Helen Keller International deputy country director Hou Kroeun said that nutrition promotion and breastfeeding at factory and manufacturing enterprises provides ample benefits for employees and employers alike, such as reducing spending and work absence as well as increasing productivity.
Keme Garment Cambodia representative Charles Li thanked Helen Keller and GIZ-MUSEFO for technical support and the provision of materials needed to set up the lactation rooms at the two factories, as part of a pilot project – “Workplace Nutrition, Infant and Young Child Feeding Support Project”.
He said his factory employs 2,243 workers, 1,883 of them women, and 57 of them pregnant.
Li admitted that his factory previously had lactation facilities, but was underequipped to fulfil the needs of breastfeeding workers. He also claimed that the workers at the time lacked understanding of issues relating to breastfeeding, healthy diets and nutrition.
But since May 2022, a team at the factory worked with Helen Keller International on breastfeeding and nutrition matters, and on setting up the lactation facilities which were completed early this month.
He said the lactation room is well-decorated, and well-stocked with lactation equipment and materials that are up to standards.
“I’m also impressed with how well-decorated the lactation room is, with pictures and attractive flowers that can make mothers feel fresh for breastfeeding, and also with nice tables, convenient chairs, cabinets, IEC [information, education and communication] materials, registration books, boilers, refrigerators, breast pumps, sinks, handwashing soap, and other materials,” Li said.

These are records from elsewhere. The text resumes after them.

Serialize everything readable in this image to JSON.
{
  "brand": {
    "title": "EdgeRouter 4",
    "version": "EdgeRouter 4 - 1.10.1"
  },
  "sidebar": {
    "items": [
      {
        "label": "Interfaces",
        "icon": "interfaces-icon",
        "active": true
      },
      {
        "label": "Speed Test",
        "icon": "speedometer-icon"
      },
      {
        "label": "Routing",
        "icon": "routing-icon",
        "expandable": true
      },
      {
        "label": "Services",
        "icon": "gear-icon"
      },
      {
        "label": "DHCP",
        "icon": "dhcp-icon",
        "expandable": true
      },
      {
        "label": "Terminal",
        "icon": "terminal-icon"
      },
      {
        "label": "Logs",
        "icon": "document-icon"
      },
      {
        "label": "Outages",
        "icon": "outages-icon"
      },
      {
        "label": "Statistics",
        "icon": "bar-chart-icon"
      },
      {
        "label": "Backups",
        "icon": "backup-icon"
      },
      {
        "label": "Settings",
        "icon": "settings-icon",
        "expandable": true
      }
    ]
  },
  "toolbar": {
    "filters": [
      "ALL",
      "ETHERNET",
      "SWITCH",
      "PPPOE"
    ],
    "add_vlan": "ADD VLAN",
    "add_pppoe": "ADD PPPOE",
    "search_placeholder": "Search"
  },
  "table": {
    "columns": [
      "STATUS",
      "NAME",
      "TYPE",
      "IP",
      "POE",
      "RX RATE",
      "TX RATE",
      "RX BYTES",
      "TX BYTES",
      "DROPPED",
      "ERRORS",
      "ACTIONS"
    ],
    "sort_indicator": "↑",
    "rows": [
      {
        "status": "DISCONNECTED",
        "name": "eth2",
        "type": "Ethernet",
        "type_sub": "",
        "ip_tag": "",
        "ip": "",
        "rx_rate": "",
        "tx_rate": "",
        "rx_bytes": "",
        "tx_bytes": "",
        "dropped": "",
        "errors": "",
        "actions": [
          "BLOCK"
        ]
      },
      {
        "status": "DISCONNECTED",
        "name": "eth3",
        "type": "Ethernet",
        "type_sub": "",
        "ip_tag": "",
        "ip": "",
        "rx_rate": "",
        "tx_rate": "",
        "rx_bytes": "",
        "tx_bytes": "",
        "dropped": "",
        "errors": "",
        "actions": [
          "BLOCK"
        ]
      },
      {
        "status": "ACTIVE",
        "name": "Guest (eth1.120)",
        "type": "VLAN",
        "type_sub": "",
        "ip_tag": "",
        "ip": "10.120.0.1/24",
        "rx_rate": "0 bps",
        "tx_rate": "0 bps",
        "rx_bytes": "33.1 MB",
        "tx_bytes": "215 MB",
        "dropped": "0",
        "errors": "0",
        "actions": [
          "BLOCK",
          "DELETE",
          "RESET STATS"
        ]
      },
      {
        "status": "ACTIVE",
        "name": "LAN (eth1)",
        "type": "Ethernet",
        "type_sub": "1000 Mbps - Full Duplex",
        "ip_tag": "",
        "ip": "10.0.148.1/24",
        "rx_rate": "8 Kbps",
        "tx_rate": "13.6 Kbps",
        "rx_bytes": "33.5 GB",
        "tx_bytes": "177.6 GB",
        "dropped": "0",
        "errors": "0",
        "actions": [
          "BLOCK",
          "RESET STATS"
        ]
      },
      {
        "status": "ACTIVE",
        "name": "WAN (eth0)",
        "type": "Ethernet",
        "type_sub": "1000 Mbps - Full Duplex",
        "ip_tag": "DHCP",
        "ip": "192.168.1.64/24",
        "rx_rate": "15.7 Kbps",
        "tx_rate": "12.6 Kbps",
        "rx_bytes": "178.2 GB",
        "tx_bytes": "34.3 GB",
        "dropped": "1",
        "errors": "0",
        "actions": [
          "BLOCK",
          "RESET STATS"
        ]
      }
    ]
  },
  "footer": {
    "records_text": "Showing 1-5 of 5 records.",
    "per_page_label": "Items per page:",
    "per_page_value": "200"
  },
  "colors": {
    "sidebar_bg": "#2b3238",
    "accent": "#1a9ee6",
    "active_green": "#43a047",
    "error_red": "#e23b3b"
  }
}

He added that lactating mothers with children at home could use the room’s breast pumps and store their milk in storage bags to keep in the refrigerator.